I'm Dreaming of a Light Christmas -- with Elaine Magee, MPH, RD
WebMD Live Events Transcript; Event Date: Wednesday, December 15, 2004
MODERATOR: Onion relish or mango pepper jelly is great too, as is
Major Grey's chutney.
MAGEE: The key here is light cream cheese and serving it with
something higher in fiber and lower in fat, like the crackers we talked about
earlier. Even a nice sliced baguette can work; it's bread. If you can find a
whole grain baguette, go for it. Even that is pretty good.
MODERATOR: Let's talk about holiday baking.
MEMBER QUESTION: I see a new sweetener advertised that is half
Splenda and half sugar. Have you tried it yet? Does it work as well for baking
as they say?
MAGEE: Great question. Thanks so much for asking. I created this
blend -- ha ha! I've been using half sugar, half Splenda the last year myself.
Basically what they've done is to blend it for you and sell it off the shelf
that way. So have I tried the actual mixed product? No, because I mix it myself
at home. I'll tell you why I prefer to do that, because in many recipes it will
call for a cup of white sugar and a cup of brown. If I'm mixing it at home, I

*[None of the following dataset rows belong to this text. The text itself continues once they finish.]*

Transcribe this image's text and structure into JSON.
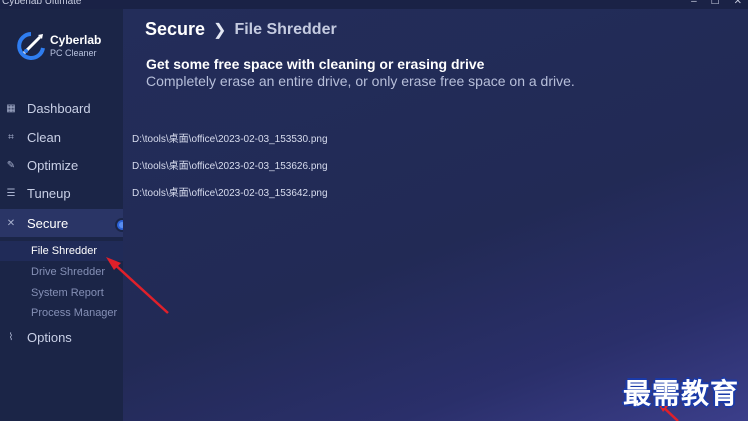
{
  "window": {
    "title": "Cyberlab Ultimate",
    "controls": [
      "–",
      "☐",
      "✕"
    ]
  },
  "sidebar": {
    "brand": "Cyberlab",
    "tagline": "PC Cleaner",
    "items": [
      {
        "label": "Dashboard",
        "icon": "dashboard-icon"
      },
      {
        "label": "Clean",
        "icon": "clean-icon"
      },
      {
        "label": "Optimize",
        "icon": "optimize-icon"
      },
      {
        "label": "Tuneup",
        "icon": "tuneup-icon"
      },
      {
        "label": "Secure",
        "icon": "secure-icon",
        "active": true
      },
      {
        "label": "Options",
        "icon": "options-icon"
      }
    ],
    "sub_items": [
      {
        "label": "File Shredder",
        "active": true
      },
      {
        "label": "Drive Shredder"
      },
      {
        "label": "System Report"
      },
      {
        "label": "Process Manager"
      }
    ]
  },
  "main": {
    "breadcrumb": {
      "primary": "Secure",
      "separator": "❯",
      "secondary": "File Shredder"
    },
    "headline": "Get some free space with cleaning or erasing drive",
    "subline": "Completely erase an entire drive, or only erase free space on a drive.",
    "files": [
      "D:\\tools\\桌面\\office\\2023-02-03_153530.png",
      "D:\\tools\\桌面\\office\\2023-02-03_153626.png",
      "D:\\tools\\桌面\\office\\2023-02-03_153642.png"
    ]
  },
  "watermark": "最需教育",
  "colors": {
    "accent": "#2c63d8",
    "annotation": "#e0202a",
    "background": "#1f2a52"
  }
}
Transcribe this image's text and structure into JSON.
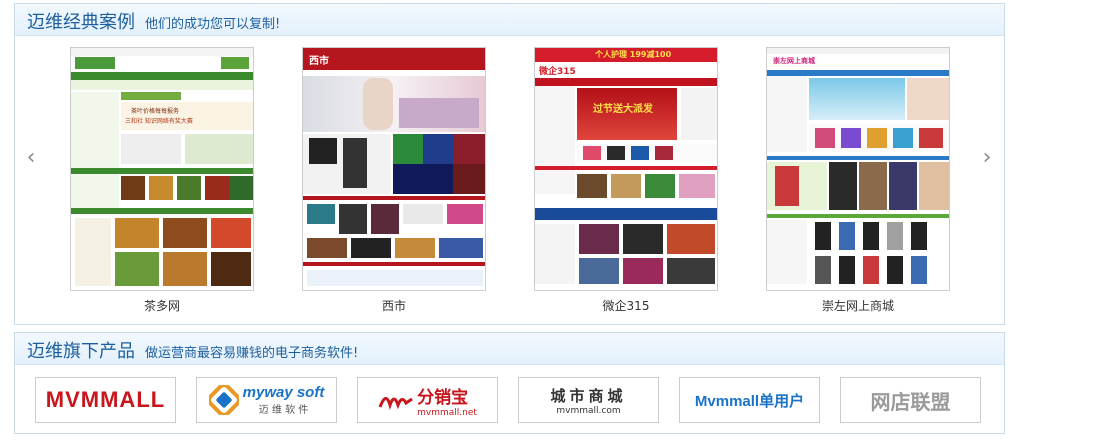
{
  "cases_section": {
    "title": "迈维经典案例",
    "subtitle": "他们的成功您可以复制!",
    "prev_arrow": "‹",
    "next_arrow": "›",
    "items": [
      {
        "label": "茶多网",
        "thumb_caption_1": "茶叶价格每每报务",
        "thumb_caption_2": "三和社 知识网络有奖大赛"
      },
      {
        "label": "西市",
        "thumb_brand": "西市"
      },
      {
        "label": "微企315",
        "thumb_brand": "微企315",
        "thumb_banner": "过节送大派发",
        "thumb_top": "个人护理 199减100"
      },
      {
        "label": "崇左网上商城",
        "thumb_brand": "崇左网上商城"
      }
    ]
  },
  "products_section": {
    "title": "迈维旗下产品",
    "subtitle": "做运营商最容易赚钱的电子商务软件!",
    "logos": [
      {
        "text": "MVMMALL",
        "color": "#c8161d"
      },
      {
        "text": "myway soft",
        "sub": "迈 维 软 件",
        "color": "#1a73c8"
      },
      {
        "text": "分销宝",
        "sub": "mvmmall.net",
        "color": "#c8161d"
      },
      {
        "text": "城市商城",
        "sub": "mvmmall.com",
        "color": "#333333"
      },
      {
        "text": "Mvmmall单用户",
        "color": "#1a73c8"
      },
      {
        "text": "网店联盟",
        "color": "#9a9a9a"
      }
    ]
  }
}
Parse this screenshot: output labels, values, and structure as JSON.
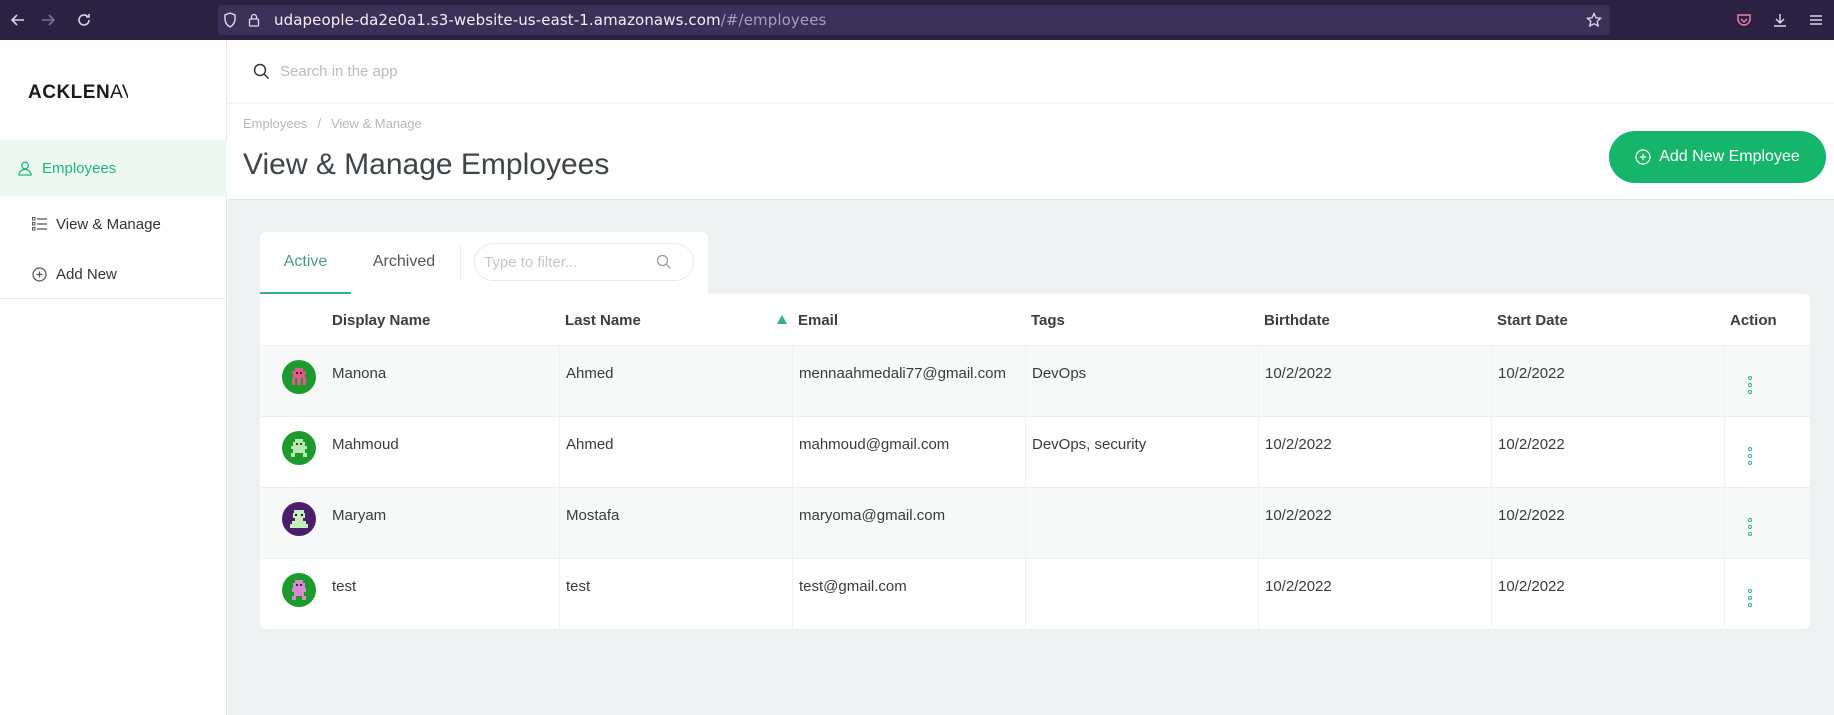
{
  "browser": {
    "url_main": "udapeople-da2e0a1.s3-website-us-east-1.amazonaws.com",
    "url_path": "/#/employees"
  },
  "sidebar": {
    "logo_bold": "ACKLEN",
    "logo_thin": "AV",
    "items": [
      {
        "label": "Employees",
        "icon": "user-icon",
        "active": true
      },
      {
        "label": "View & Manage",
        "icon": "list-icon",
        "active": false
      },
      {
        "label": "Add New",
        "icon": "plus-circle-icon",
        "active": false
      }
    ]
  },
  "search": {
    "placeholder": "Search in the app"
  },
  "header": {
    "breadcrumb": [
      "Employees",
      "View & Manage"
    ],
    "breadcrumb_sep": "/",
    "title": "View & Manage Employees",
    "add_button": "Add New Employee"
  },
  "tabs": [
    {
      "label": "Active",
      "active": true
    },
    {
      "label": "Archived",
      "active": false
    }
  ],
  "filter": {
    "placeholder": "Type to filter..."
  },
  "table": {
    "columns": [
      "Display Name",
      "Last Name",
      "Email",
      "Tags",
      "Birthdate",
      "Start Date",
      "Action"
    ],
    "sorted_column": "Last Name",
    "sort_direction": "ascending",
    "rows": [
      {
        "display_name": "Manona",
        "last_name": "Ahmed",
        "email": "mennaahmedali77@gmail.com",
        "tags": "DevOps",
        "birthdate": "10/2/2022",
        "start_date": "10/2/2022",
        "avatar_bg": "#1c9a2e",
        "avatar_fg": "#e05a8a"
      },
      {
        "display_name": "Mahmoud",
        "last_name": "Ahmed",
        "email": "mahmoud@gmail.com",
        "tags": "DevOps, security",
        "birthdate": "10/2/2022",
        "start_date": "10/2/2022",
        "avatar_bg": "#1c9a2e",
        "avatar_fg": "#b9e8b0"
      },
      {
        "display_name": "Maryam",
        "last_name": "Mostafa",
        "email": "maryoma@gmail.com",
        "tags": "",
        "birthdate": "10/2/2022",
        "start_date": "10/2/2022",
        "avatar_bg": "#4b1d6b",
        "avatar_fg": "#c7f0b8"
      },
      {
        "display_name": "test",
        "last_name": "test",
        "email": "test@gmail.com",
        "tags": "",
        "birthdate": "10/2/2022",
        "start_date": "10/2/2022",
        "avatar_bg": "#1c9a2e",
        "avatar_fg": "#d98bd0"
      }
    ]
  },
  "colors": {
    "accent": "#16b66a",
    "browser_bar": "#2b2143",
    "content_bg": "#eef1f1"
  }
}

substitute it for the granulated (white) sugar, then add the brown sugar
myself. I like the freedom of choosing to use it for the white sugar and add
the brown sugar myself. Using this type of half Splenda/half white sugar
equation tends to work pretty well. My husband tends to know when I've used
Splenda, but most people are going to be in the dark that you've used half
Splenda. It's just a simple way to cut the sugar calories in half without
changing the texture or taste too much.
MEMBER QUESTION: Can you make a direct substitution of the Splenda
mix for real sugar, cup for cup? Will the cookies have the same crispy edges
and same flavor?
MAGEE: Great question and it is going to depend on the cookie. You
may want to do one-third Splenda, two-thirds sugar to start with. You may find
better results with that for a higher profile cookie. You're going to have
generally better results in a muffin or cake. Cookies tend to be tougher
candidates for lightening fat and sugar basically because a big part of a
cookie's characteristics are about fat and sugar.
Let me just give you a quick tip about lightening the fat in cookies. A
pretty sure-proof way that works is to substitute that low trans margarine with
8 grams of fat per tablespoon -- cup for cup -- for butter or shortening. This
is going to lower the fat from 12 grams per tablespoon to 8 grams of fat per
tablespoon, basically cutting the fat by one-third. Every time I've done that
they've turned out excellent. If I cut a little bit more fat than that, it's
less "cookie" and it becomes more like a muffin because you're changing
it too much. I tried this, substituting the lower fat margarine recently in a
Russian tea cake recipe and it was awesome. I tried it in the thumbprint cookie
recipe. Again, awesome. Nobody knew the difference.